ENTRIES SHOWN |
Segment Open

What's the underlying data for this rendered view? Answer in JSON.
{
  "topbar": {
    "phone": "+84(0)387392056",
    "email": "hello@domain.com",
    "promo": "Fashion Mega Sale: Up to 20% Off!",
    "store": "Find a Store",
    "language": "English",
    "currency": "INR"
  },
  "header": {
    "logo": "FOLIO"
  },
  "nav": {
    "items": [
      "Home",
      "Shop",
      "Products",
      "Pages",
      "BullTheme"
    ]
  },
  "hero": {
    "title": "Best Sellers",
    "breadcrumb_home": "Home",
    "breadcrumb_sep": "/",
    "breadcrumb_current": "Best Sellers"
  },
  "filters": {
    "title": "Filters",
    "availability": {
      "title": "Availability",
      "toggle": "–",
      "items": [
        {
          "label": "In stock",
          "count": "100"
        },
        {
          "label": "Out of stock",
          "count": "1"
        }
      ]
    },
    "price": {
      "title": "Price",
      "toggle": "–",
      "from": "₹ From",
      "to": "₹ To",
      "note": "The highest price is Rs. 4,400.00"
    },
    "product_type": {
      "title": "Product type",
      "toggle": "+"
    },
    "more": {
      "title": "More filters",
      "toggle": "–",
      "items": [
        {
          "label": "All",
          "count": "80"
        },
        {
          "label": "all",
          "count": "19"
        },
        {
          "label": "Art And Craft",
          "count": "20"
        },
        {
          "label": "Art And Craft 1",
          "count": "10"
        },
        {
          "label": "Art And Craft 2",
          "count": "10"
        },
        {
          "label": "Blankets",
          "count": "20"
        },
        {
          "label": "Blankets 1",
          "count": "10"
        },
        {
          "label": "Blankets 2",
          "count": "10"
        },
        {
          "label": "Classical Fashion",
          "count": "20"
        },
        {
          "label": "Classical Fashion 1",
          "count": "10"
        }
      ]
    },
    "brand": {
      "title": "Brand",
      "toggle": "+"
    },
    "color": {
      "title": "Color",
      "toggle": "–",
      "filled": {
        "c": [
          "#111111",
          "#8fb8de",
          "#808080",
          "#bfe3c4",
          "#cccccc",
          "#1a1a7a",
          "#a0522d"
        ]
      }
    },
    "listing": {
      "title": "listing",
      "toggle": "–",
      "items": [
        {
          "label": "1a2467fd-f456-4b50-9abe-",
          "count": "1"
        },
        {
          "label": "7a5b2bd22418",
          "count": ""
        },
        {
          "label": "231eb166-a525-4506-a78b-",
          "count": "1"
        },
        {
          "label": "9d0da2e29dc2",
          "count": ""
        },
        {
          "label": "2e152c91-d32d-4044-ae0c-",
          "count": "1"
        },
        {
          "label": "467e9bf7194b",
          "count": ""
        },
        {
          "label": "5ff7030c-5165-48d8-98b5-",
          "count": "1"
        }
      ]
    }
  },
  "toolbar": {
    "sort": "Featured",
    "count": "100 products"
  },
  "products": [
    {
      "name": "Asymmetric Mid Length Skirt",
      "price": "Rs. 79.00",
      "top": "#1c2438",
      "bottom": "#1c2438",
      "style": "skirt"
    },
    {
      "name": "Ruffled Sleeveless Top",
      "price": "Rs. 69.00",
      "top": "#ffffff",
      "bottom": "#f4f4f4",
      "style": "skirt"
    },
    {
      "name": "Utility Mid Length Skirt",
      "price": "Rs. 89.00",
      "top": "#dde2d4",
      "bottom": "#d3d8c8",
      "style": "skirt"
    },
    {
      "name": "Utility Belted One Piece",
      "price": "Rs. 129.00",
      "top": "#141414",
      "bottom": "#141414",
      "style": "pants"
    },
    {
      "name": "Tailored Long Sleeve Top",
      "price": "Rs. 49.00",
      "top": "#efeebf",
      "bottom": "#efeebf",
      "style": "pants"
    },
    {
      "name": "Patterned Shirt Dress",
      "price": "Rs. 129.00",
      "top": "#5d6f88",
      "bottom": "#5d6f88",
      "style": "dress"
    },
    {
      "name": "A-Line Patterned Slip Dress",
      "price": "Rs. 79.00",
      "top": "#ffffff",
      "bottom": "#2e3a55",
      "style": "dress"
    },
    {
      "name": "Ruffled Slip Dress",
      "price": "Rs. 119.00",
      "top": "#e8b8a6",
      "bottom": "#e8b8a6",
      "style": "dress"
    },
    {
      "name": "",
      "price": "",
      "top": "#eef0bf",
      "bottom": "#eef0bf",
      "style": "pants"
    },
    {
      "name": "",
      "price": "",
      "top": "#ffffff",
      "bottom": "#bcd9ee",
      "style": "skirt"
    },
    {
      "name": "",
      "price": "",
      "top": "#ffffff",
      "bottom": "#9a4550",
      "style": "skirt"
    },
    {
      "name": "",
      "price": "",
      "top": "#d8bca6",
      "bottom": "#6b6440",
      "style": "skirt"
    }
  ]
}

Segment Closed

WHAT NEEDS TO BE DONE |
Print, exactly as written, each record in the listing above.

RESULT FOR THIS EXERCISE |
What's the underlying data for this rendered view? Answer in JSON.
{
  "topbar": {
    "phone": "+84(0)387392056",
    "email": "hello@domain.com",
    "promo": "Fashion Mega Sale: Up to 20% Off!",
    "store": "Find a Store",
    "language": "English",
    "currency": "INR"
  },
  "header": {
    "logo": "FOLIO"
  },
  "nav": {
    "items": [
      "Home",
      "Shop",
      "Products",
      "Pages",
      "BullTheme"
    ]
  },
  "hero": {
    "title": "Best Sellers",
    "breadcrumb_home": "Home",
    "breadcrumb_sep": "/",
    "breadcrumb_current": "Best Sellers"
  },
  "filters": {
    "title": "Filters",
    "availability": {
      "title": "Availability",
      "toggle": "–",
      "items": [
        {
          "label": "In stock",
          "count": "100"
        },
        {
          "label": "Out of stock",
          "count": "1"
        }
      ]
    },
    "price": {
      "title": "Price",
      "toggle": "–",
      "from": "₹ From",
      "to": "₹ To",
      "note": "The highest price is Rs. 4,400.00"
    },
    "product_type": {
      "title": "Product type",
      "toggle": "+"
    },
    "more": {
      "title": "More filters",
      "toggle": "–",
      "items": [
        {
          "label": "All",
          "count": "80"
        },
        {
          "label": "all",
          "count": "19"
        },
        {
          "label": "Art And Craft",
          "count": "20"
        },
        {
          "label": "Art And Craft 1",
          "count": "10"
        },
        {
          "label": "Art And Craft 2",
          "count": "10"
        },
        {
          "label": "Blankets",
          "count": "20"
        },
        {
          "label": "Blankets 1",
          "count": "10"
        },
        {
          "label": "Blankets 2",
          "count": "10"
        },
        {
          "label": "Classical Fashion",
          "count": "20"
        },
        {
          "label": "Classical Fashion 1",
          "count": "10"
        }
      ]
    },
    "brand": {
      "title": "Brand",
      "toggle": "+"
    },
    "color": {
      "title": "Color",
      "toggle": "–",
      "filled": {
        "c": [
          "#111111",
          "#8fb8de",
          "#808080",
          "#bfe3c4",
          "#cccccc",
          "#1a1a7a",
          "#a0522d"
        ]
      }
    },
    "listing": {
      "title": "listing",
      "toggle": "–",
      "items": [
        {
          "label": "1a2467fd-f456-4b50-9abe-",
          "count": "1"
        },
        {
          "label": "7a5b2bd22418",
          "count": ""
        },
        {
          "label": "231eb166-a525-4506-a78b-",
          "count": "1"
        },
        {
          "label": "9d0da2e29dc2",
          "count": ""
        },
        {
          "label": "2e152c91-d32d-4044-ae0c-",
          "count": "1"
        },
        {
          "label": "467e9bf7194b",
          "count": ""
        },
        {
          "label": "5ff7030c-5165-48d8-98b5-",
          "count": "1"
        }
      ]
    }
  },
  "toolbar": {
    "sort": "Featured",
    "count": "100 products"
  },
  "products": [
    {
      "name": "Asymmetric Mid Length Skirt",
      "price": "Rs. 79.00",
      "top": "#1c2438",
      "bottom": "#1c2438",
      "style": "skirt"
    },
    {
      "name": "Ruffled Sleeveless Top",
      "price": "Rs. 69.00",
      "top": "#ffffff",
      "bottom": "#f4f4f4",
      "style": "skirt"
    },
    {
      "name": "Utility Mid Length Skirt",
      "price": "Rs. 89.00",
      "top": "#dde2d4",
      "bottom": "#d3d8c8",
      "style": "skirt"
    },
    {
      "name": "Utility Belted One Piece",
      "price": "Rs. 129.00",
      "top": "#141414",
      "bottom": "#141414",
      "style": "pants"
    },
    {
      "name": "Tailored Long Sleeve Top",
      "price": "Rs. 49.00",
      "top": "#efeebf",
      "bottom": "#efeebf",
      "style": "pants"
    },
    {
      "name": "Patterned Shirt Dress",
      "price": "Rs. 129.00",
      "top": "#5d6f88",
      "bottom": "#5d6f88",
      "style": "dress"
    },
    {
      "name": "A-Line Patterned Slip Dress",
      "price": "Rs. 79.00",
      "top": "#ffffff",
      "bottom": "#2e3a55",
      "style": "dress"
    },
    {
      "name": "Ruffled Slip Dress",
      "price": "Rs. 119.00",
      "top": "#e8b8a6",
      "bottom": "#e8b8a6",
      "style": "dress"
    },
    {
      "name": "",
      "price": "",
      "top": "#eef0bf",
      "bottom": "#eef0bf",
      "style": "pants"
    },
    {
      "name": "",
      "price": "",
      "top": "#ffffff",
      "bottom": "#bcd9ee",
      "style": "skirt"
    },
    {
      "name": "",
      "price": "",
      "top": "#ffffff",
      "bottom": "#9a4550",
      "style": "skirt"
    },
    {
      "name": "",
      "price": "",
      "top": "#d8bca6",
      "bottom": "#6b6440",
      "style": "skirt"
    }
  ]
}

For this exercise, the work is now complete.